THE PROBLEM -> The copy you give must match the records exactly, except that it holds no images.

DATA ->
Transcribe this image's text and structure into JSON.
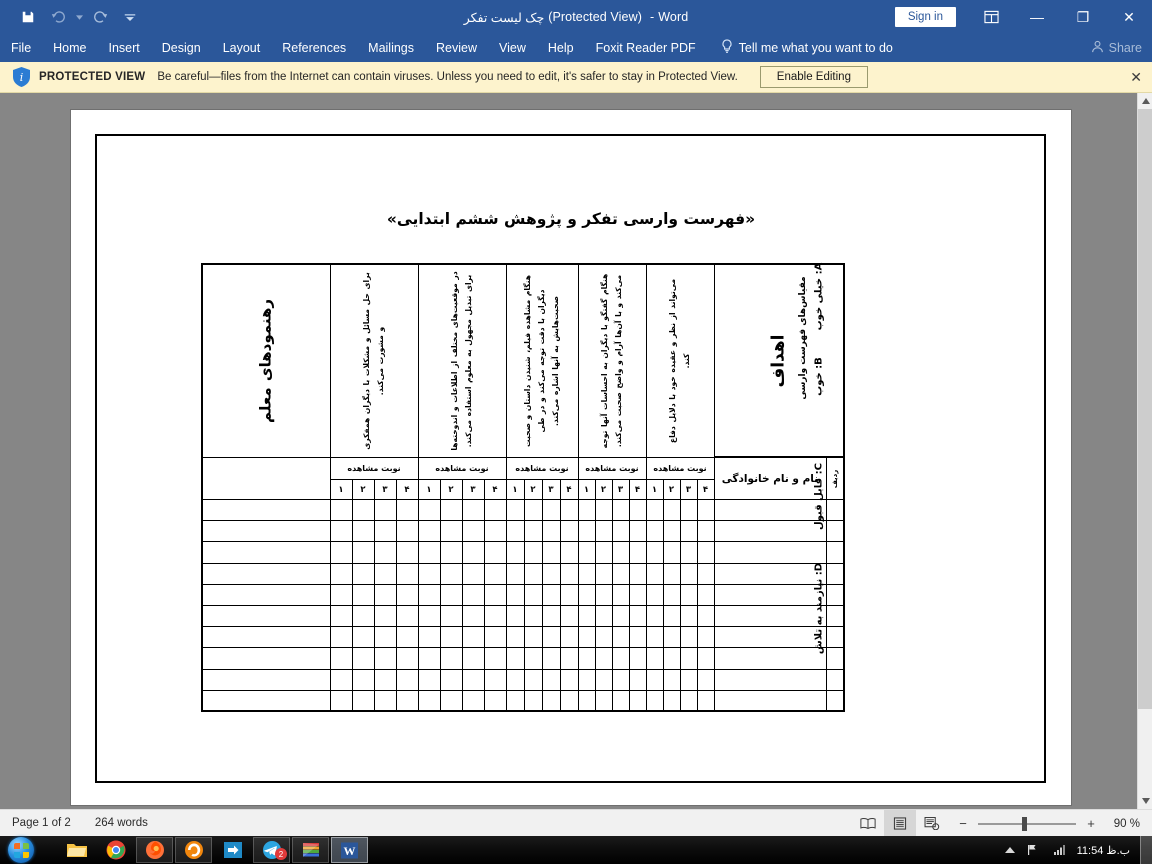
{
  "titlebar": {
    "save_icon": "save-icon",
    "undo_icon": "undo-icon",
    "redo_icon": "redo-icon",
    "customize_icon": "chevron-down-icon",
    "document_name": "چک لیست تفکر",
    "protected_suffix": "(Protected View)",
    "app_name": "Word",
    "separator": "-",
    "signin_label": "Sign in",
    "ribbon_display_icon": "ribbon-display-options-icon",
    "minimize_label": "—",
    "restore_label": "❐",
    "close_label": "✕"
  },
  "ribbon": {
    "tabs": [
      {
        "label": "File"
      },
      {
        "label": "Home"
      },
      {
        "label": "Insert"
      },
      {
        "label": "Design"
      },
      {
        "label": "Layout"
      },
      {
        "label": "References"
      },
      {
        "label": "Mailings"
      },
      {
        "label": "Review"
      },
      {
        "label": "View"
      },
      {
        "label": "Help"
      },
      {
        "label": "Foxit Reader PDF"
      }
    ],
    "tellme_icon": "lightbulb-icon",
    "tellme_label": "Tell me what you want to do",
    "share_icon": "share-person-icon",
    "share_label": "Share"
  },
  "protected_view": {
    "info_icon": "shield-info-icon",
    "title": "PROTECTED VIEW",
    "message": "Be careful—files from the Internet can contain viruses. Unless you need to edit, it's safer to stay in Protected View.",
    "button_label": "Enable Editing",
    "close_icon": "close-icon",
    "close_label": "✕"
  },
  "document": {
    "title": "«فهرست وارسی تفکر و پژوهش ششم ابتدایی»",
    "table": {
      "goals_header": "اهداف",
      "teacher_guidelines_header": "رهنمودهای معلم",
      "name_header": "نام و نام خانوادگی",
      "row_number_header": "ردیف",
      "observation_label": "نوبت مشاهده",
      "observation_numbers": [
        "۴",
        "۳",
        "۲",
        "۱"
      ],
      "objective_columns": [
        "برای حل مسائل و مشکلات با دیگران همفکری و مشورت می‌کند.",
        "در موقعیت‌های مختلف از اطلاعات و اندوخته‌ها برای تبدیل مجهول به معلوم استفاده می‌کند.",
        "هنگام مشاهده فیلم، شنیدن داستان و صحبت دیگران با دقت توجه می‌کند و در طی صحبت‌هایش به آنها اشاره می‌کند.",
        "هنگام گفتگو با دیگران به احساسات آنها توجه می‌کند و با آن‌ها آرام و واضح صحبت می‌کند.",
        "می‌تواند از نظر و عقیده خود با دلایل دفاع کند."
      ],
      "data_row_count": 10
    },
    "scale_legend": {
      "title": "مقیاس‌های فهرست وارسی",
      "items": [
        {
          "code": "A",
          "label": "خیلی خوب"
        },
        {
          "code": "B",
          "label": "خوب"
        },
        {
          "code": "C",
          "label": "قابل قبول"
        },
        {
          "code": "D",
          "label": "نیازمند به تلاش"
        }
      ]
    }
  },
  "statusbar": {
    "page_label": "Page 1 of 2",
    "word_count": "264 words",
    "view_read_icon": "read-mode-icon",
    "view_print_icon": "print-layout-icon",
    "view_web_icon": "web-layout-icon",
    "zoom_out_label": "−",
    "zoom_in_label": "+",
    "zoom_value": "90 %"
  },
  "taskbar": {
    "start_icon": "windows-start-orb-icon",
    "items": [
      {
        "icon": "file-explorer-icon",
        "name": "file-explorer"
      },
      {
        "icon": "chrome-icon",
        "name": "google-chrome"
      },
      {
        "icon": "firefox-icon",
        "name": "mozilla-firefox"
      },
      {
        "icon": "internet-download-manager-icon",
        "name": "internet-download-manager"
      },
      {
        "icon": "export-arrow-icon",
        "name": "export-tool"
      },
      {
        "icon": "telegram-icon",
        "name": "telegram",
        "badge": "2"
      },
      {
        "icon": "winrar-icon",
        "name": "winrar"
      },
      {
        "icon": "word-icon",
        "name": "microsoft-word"
      }
    ],
    "tray": {
      "expand_icon": "show-hidden-icons-icon",
      "network_icon": "network-icon",
      "volume_icon": "volume-icon",
      "clock": "11:54 ب.ظ"
    }
  },
  "scrollbar": {
    "up_icon": "chevron-up-icon",
    "down_icon": "chevron-down-icon"
  }
}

ANSWER SPACE ->
Transcribe this image's text and structure into JSON.
{
  "titlebar": {
    "save_icon": "save-icon",
    "undo_icon": "undo-icon",
    "redo_icon": "redo-icon",
    "customize_icon": "chevron-down-icon",
    "document_name": "چک لیست تفکر",
    "protected_suffix": "(Protected View)",
    "app_name": "Word",
    "separator": "-",
    "signin_label": "Sign in",
    "ribbon_display_icon": "ribbon-display-options-icon",
    "minimize_label": "—",
    "restore_label": "❐",
    "close_label": "✕"
  },
  "ribbon": {
    "tabs": [
      {
        "label": "File"
      },
      {
        "label": "Home"
      },
      {
        "label": "Insert"
      },
      {
        "label": "Design"
      },
      {
        "label": "Layout"
      },
      {
        "label": "References"
      },
      {
        "label": "Mailings"
      },
      {
        "label": "Review"
      },
      {
        "label": "View"
      },
      {
        "label": "Help"
      },
      {
        "label": "Foxit Reader PDF"
      }
    ],
    "tellme_icon": "lightbulb-icon",
    "tellme_label": "Tell me what you want to do",
    "share_icon": "share-person-icon",
    "share_label": "Share"
  },
  "protected_view": {
    "info_icon": "shield-info-icon",
    "title": "PROTECTED VIEW",
    "message": "Be careful—files from the Internet can contain viruses. Unless you need to edit, it's safer to stay in Protected View.",
    "button_label": "Enable Editing",
    "close_icon": "close-icon",
    "close_label": "✕"
  },
  "document": {
    "title": "«فهرست وارسی تفکر و پژوهش ششم ابتدایی»",
    "table": {
      "goals_header": "اهداف",
      "teacher_guidelines_header": "رهنمودهای معلم",
      "name_header": "نام و نام خانوادگی",
      "row_number_header": "ردیف",
      "observation_label": "نوبت مشاهده",
      "observation_numbers": [
        "۴",
        "۳",
        "۲",
        "۱"
      ],
      "objective_columns": [
        "برای حل مسائل و مشکلات با دیگران همفکری و مشورت می‌کند.",
        "در موقعیت‌های مختلف از اطلاعات و اندوخته‌ها برای تبدیل مجهول به معلوم استفاده می‌کند.",
        "هنگام مشاهده فیلم، شنیدن داستان و صحبت دیگران با دقت توجه می‌کند و در طی صحبت‌هایش به آنها اشاره می‌کند.",
        "هنگام گفتگو با دیگران به احساسات آنها توجه می‌کند و با آن‌ها آرام و واضح صحبت می‌کند.",
        "می‌تواند از نظر و عقیده خود با دلایل دفاع کند."
      ],
      "data_row_count": 10
    },
    "scale_legend": {
      "title": "مقیاس‌های فهرست وارسی",
      "items": [
        {
          "code": "A",
          "label": "خیلی خوب"
        },
        {
          "code": "B",
          "label": "خوب"
        },
        {
          "code": "C",
          "label": "قابل قبول"
        },
        {
          "code": "D",
          "label": "نیازمند به تلاش"
        }
      ]
    }
  },
  "statusbar": {
    "page_label": "Page 1 of 2",
    "word_count": "264 words",
    "view_read_icon": "read-mode-icon",
    "view_print_icon": "print-layout-icon",
    "view_web_icon": "web-layout-icon",
    "zoom_out_label": "−",
    "zoom_in_label": "+",
    "zoom_value": "90 %"
  },
  "taskbar": {
    "start_icon": "windows-start-orb-icon",
    "items": [
      {
        "icon": "file-explorer-icon",
        "name": "file-explorer"
      },
      {
        "icon": "chrome-icon",
        "name": "google-chrome"
      },
      {
        "icon": "firefox-icon",
        "name": "mozilla-firefox"
      },
      {
        "icon": "internet-download-manager-icon",
        "name": "internet-download-manager"
      },
      {
        "icon": "export-arrow-icon",
        "name": "export-tool"
      },
      {
        "icon": "telegram-icon",
        "name": "telegram",
        "badge": "2"
      },
      {
        "icon": "winrar-icon",
        "name": "winrar"
      },
      {
        "icon": "word-icon",
        "name": "microsoft-word"
      }
    ],
    "tray": {
      "expand_icon": "show-hidden-icons-icon",
      "network_icon": "network-icon",
      "volume_icon": "volume-icon",
      "clock": "11:54 ب.ظ"
    }
  },
  "scrollbar": {
    "up_icon": "chevron-up-icon",
    "down_icon": "chevron-down-icon"
  }
}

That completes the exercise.